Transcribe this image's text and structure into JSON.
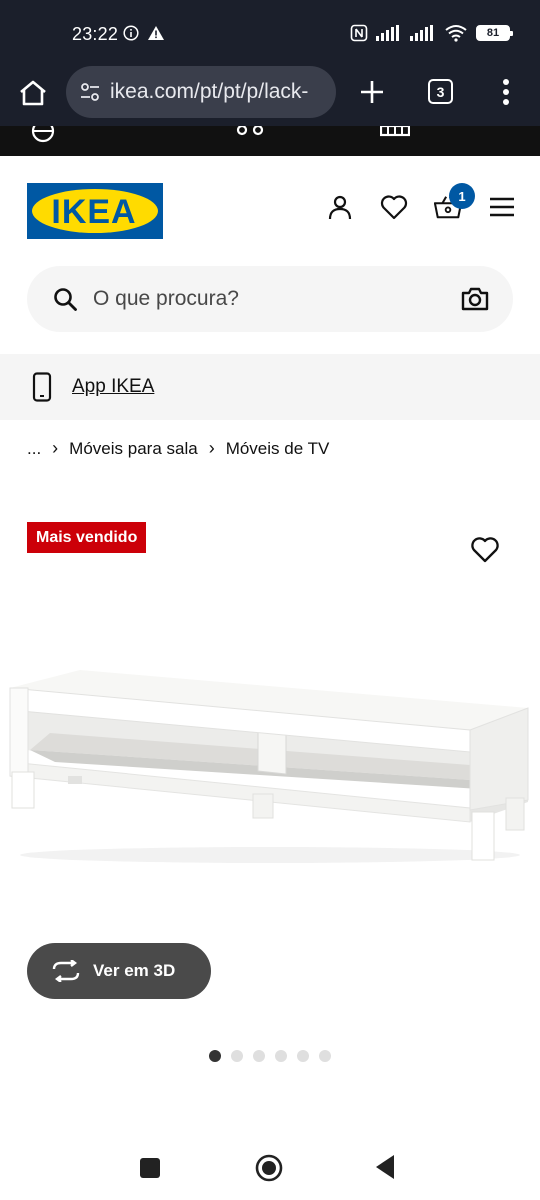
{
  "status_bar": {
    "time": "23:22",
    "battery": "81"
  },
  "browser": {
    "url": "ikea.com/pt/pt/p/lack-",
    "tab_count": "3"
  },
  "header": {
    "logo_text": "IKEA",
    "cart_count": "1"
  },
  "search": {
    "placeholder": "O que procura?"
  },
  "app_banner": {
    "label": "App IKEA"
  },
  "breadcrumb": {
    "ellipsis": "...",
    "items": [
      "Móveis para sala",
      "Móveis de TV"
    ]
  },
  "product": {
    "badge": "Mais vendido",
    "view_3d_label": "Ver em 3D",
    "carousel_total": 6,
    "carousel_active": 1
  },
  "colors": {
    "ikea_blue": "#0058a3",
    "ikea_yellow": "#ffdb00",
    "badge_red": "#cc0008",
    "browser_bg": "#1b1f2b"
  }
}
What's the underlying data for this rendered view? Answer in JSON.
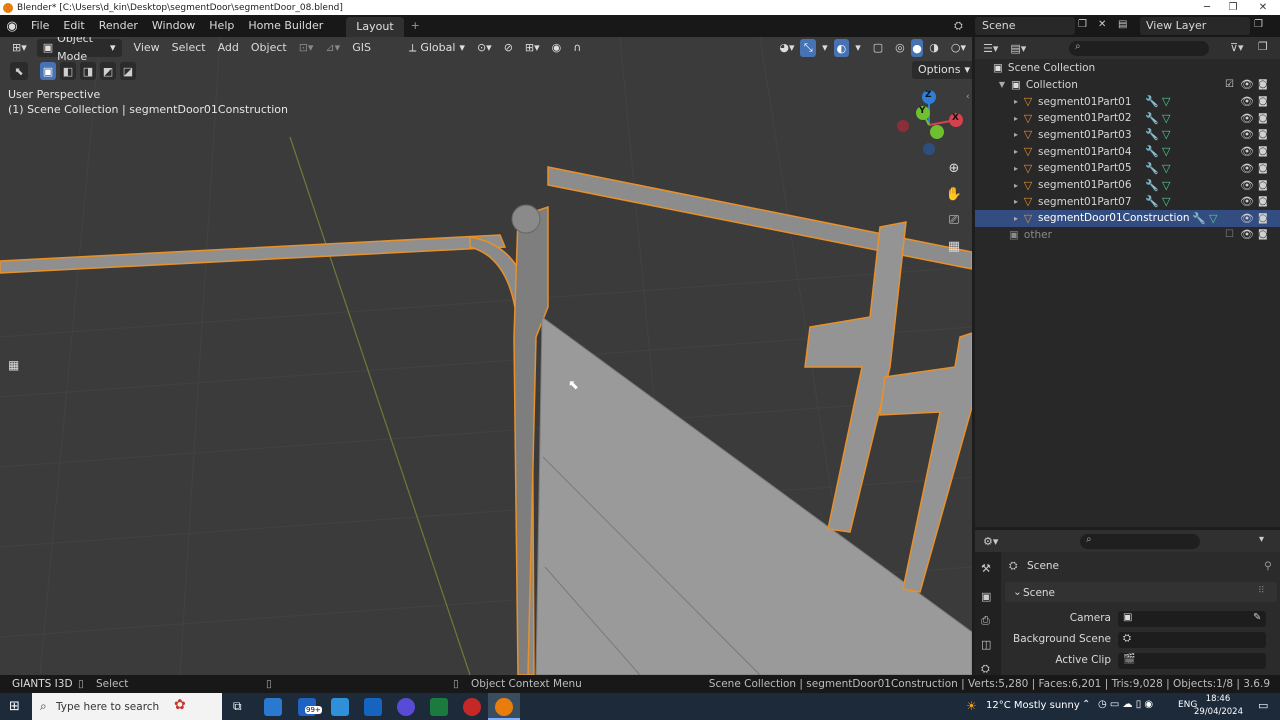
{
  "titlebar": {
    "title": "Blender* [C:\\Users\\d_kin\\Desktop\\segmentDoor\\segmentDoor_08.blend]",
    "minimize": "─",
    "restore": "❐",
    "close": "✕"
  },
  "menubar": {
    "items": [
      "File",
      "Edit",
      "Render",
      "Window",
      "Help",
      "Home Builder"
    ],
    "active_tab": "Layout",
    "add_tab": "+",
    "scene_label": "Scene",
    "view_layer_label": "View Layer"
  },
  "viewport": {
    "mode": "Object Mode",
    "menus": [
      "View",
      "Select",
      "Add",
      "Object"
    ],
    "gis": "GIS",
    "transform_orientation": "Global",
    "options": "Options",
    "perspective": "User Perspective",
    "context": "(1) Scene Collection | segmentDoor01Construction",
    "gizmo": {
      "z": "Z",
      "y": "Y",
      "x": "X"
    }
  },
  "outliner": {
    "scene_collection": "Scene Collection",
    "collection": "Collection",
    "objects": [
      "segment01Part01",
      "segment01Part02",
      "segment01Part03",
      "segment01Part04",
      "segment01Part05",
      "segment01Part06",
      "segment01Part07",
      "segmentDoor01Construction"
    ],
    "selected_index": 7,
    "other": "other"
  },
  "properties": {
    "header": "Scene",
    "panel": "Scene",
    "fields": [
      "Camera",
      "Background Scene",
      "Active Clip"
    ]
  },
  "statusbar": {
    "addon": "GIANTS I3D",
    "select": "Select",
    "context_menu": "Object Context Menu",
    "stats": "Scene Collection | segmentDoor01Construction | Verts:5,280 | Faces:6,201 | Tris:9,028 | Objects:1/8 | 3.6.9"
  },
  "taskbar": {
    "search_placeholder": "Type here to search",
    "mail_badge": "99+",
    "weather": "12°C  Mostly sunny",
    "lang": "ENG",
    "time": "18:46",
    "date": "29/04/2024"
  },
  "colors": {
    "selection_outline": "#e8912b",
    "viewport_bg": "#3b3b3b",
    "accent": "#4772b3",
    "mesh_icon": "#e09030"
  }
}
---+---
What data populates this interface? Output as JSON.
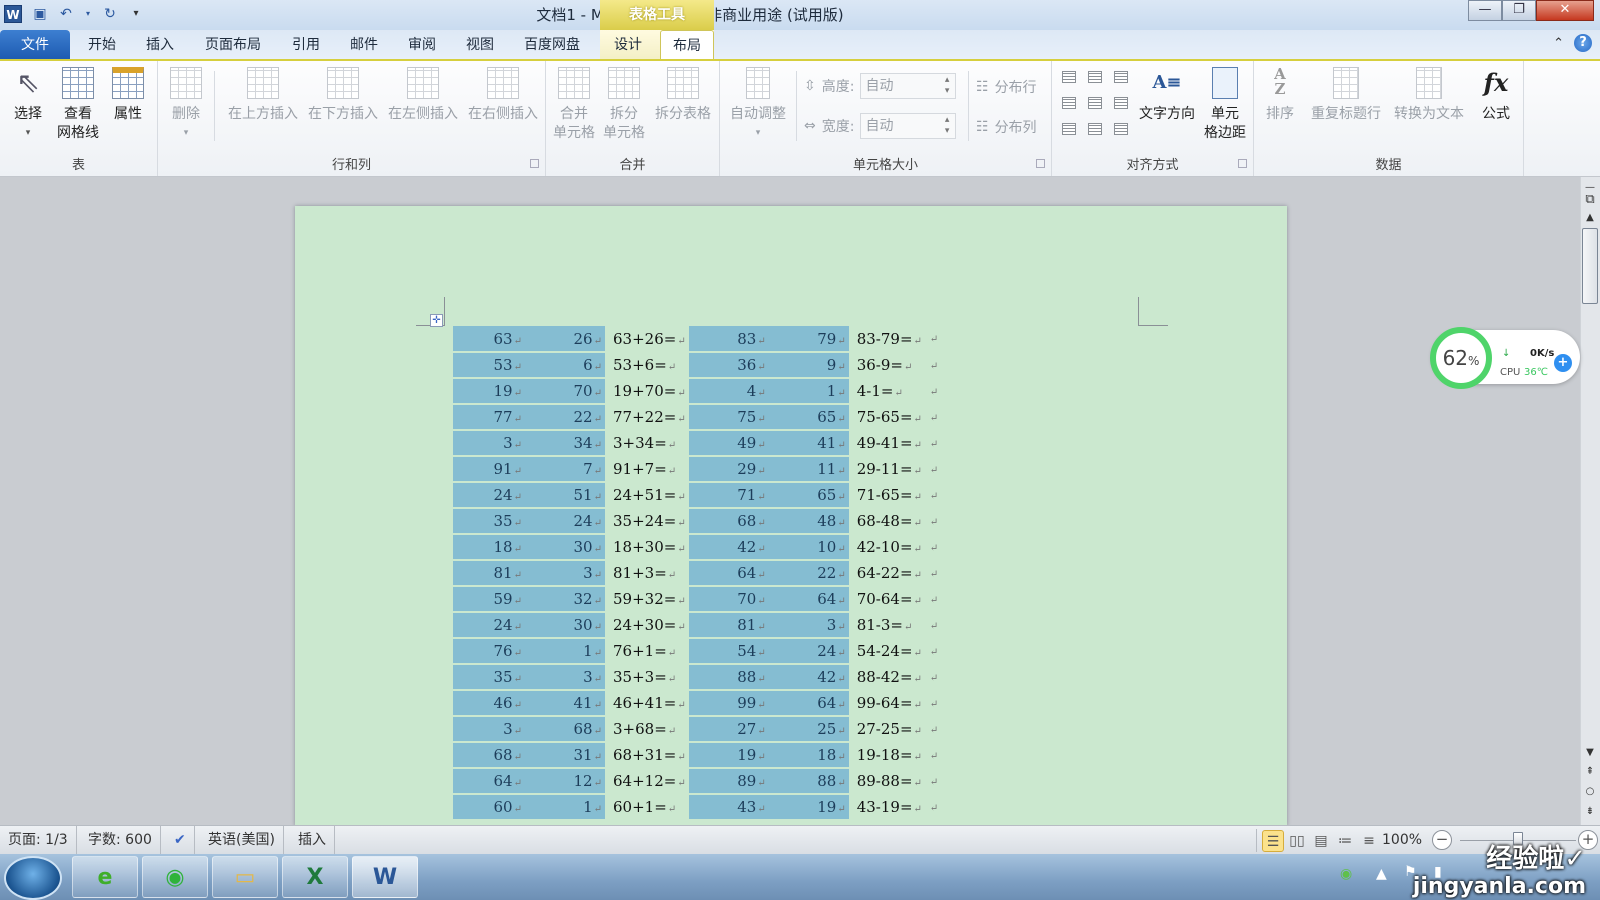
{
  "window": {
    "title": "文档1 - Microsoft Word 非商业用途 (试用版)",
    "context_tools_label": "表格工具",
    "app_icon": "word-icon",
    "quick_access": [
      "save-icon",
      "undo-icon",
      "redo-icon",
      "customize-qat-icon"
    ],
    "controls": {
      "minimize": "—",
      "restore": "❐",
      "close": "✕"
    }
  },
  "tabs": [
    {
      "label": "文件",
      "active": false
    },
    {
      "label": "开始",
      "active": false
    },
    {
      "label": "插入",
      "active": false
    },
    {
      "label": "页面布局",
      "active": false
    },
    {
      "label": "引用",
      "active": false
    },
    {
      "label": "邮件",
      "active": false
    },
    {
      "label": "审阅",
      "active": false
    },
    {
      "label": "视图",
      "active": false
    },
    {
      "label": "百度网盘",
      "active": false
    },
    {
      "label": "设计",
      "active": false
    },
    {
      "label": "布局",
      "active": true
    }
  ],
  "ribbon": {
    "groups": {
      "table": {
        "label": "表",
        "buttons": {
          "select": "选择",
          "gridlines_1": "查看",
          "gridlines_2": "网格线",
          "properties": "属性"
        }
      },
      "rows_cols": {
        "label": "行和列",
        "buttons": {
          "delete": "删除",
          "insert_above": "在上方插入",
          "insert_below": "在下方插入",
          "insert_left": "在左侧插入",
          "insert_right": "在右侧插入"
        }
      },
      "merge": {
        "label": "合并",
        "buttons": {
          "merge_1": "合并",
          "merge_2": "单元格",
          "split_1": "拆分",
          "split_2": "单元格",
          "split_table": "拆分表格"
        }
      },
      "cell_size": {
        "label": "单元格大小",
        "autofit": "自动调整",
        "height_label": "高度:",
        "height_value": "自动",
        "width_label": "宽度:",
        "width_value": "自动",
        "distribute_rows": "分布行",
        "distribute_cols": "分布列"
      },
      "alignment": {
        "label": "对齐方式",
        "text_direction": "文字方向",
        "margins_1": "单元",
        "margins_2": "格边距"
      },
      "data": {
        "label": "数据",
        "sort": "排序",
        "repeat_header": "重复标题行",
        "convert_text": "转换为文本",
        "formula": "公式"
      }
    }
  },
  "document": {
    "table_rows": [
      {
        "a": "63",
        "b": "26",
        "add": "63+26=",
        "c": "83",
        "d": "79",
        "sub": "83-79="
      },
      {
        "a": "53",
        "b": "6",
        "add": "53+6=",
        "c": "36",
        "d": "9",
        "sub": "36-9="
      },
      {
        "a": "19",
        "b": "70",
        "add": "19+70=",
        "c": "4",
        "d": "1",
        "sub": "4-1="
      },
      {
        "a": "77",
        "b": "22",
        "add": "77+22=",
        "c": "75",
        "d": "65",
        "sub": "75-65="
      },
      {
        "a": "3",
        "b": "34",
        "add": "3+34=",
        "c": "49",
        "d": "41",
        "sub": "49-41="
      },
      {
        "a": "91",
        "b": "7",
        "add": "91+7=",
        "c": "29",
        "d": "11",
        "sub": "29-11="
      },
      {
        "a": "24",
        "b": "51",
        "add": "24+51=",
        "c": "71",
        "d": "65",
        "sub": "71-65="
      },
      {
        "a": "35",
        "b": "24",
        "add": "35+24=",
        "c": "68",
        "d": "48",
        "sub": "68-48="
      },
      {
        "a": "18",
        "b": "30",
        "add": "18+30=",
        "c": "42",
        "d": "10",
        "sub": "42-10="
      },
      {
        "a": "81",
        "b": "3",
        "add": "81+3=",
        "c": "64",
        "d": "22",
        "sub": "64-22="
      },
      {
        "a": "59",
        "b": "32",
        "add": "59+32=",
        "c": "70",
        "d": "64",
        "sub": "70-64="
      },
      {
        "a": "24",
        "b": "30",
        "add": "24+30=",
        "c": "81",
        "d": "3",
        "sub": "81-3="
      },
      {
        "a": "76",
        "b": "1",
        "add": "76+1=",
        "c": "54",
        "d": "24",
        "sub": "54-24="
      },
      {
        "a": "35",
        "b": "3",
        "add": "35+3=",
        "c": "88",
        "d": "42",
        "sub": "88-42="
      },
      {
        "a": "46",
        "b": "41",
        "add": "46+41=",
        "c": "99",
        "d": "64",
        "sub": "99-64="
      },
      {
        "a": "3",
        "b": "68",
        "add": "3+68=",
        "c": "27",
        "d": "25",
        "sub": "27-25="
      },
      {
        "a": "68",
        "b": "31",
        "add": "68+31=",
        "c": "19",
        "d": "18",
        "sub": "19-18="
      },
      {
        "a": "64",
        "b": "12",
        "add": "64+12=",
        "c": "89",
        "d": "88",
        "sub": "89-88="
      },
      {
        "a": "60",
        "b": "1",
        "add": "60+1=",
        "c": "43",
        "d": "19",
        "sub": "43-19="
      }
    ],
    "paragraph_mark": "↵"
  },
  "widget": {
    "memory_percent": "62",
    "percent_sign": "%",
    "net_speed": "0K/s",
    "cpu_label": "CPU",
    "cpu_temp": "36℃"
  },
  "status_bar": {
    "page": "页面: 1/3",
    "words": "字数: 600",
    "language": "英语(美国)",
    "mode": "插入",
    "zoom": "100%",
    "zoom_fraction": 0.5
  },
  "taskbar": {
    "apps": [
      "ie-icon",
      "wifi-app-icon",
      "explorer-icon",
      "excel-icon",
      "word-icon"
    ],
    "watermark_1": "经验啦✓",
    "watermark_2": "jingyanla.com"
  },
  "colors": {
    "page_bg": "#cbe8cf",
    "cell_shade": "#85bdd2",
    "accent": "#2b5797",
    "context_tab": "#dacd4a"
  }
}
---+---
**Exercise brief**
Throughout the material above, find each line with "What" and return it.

**Response**
What's the underlying data for this rendered view? Answer in JSON.
What data populates this interface? Output as JSON.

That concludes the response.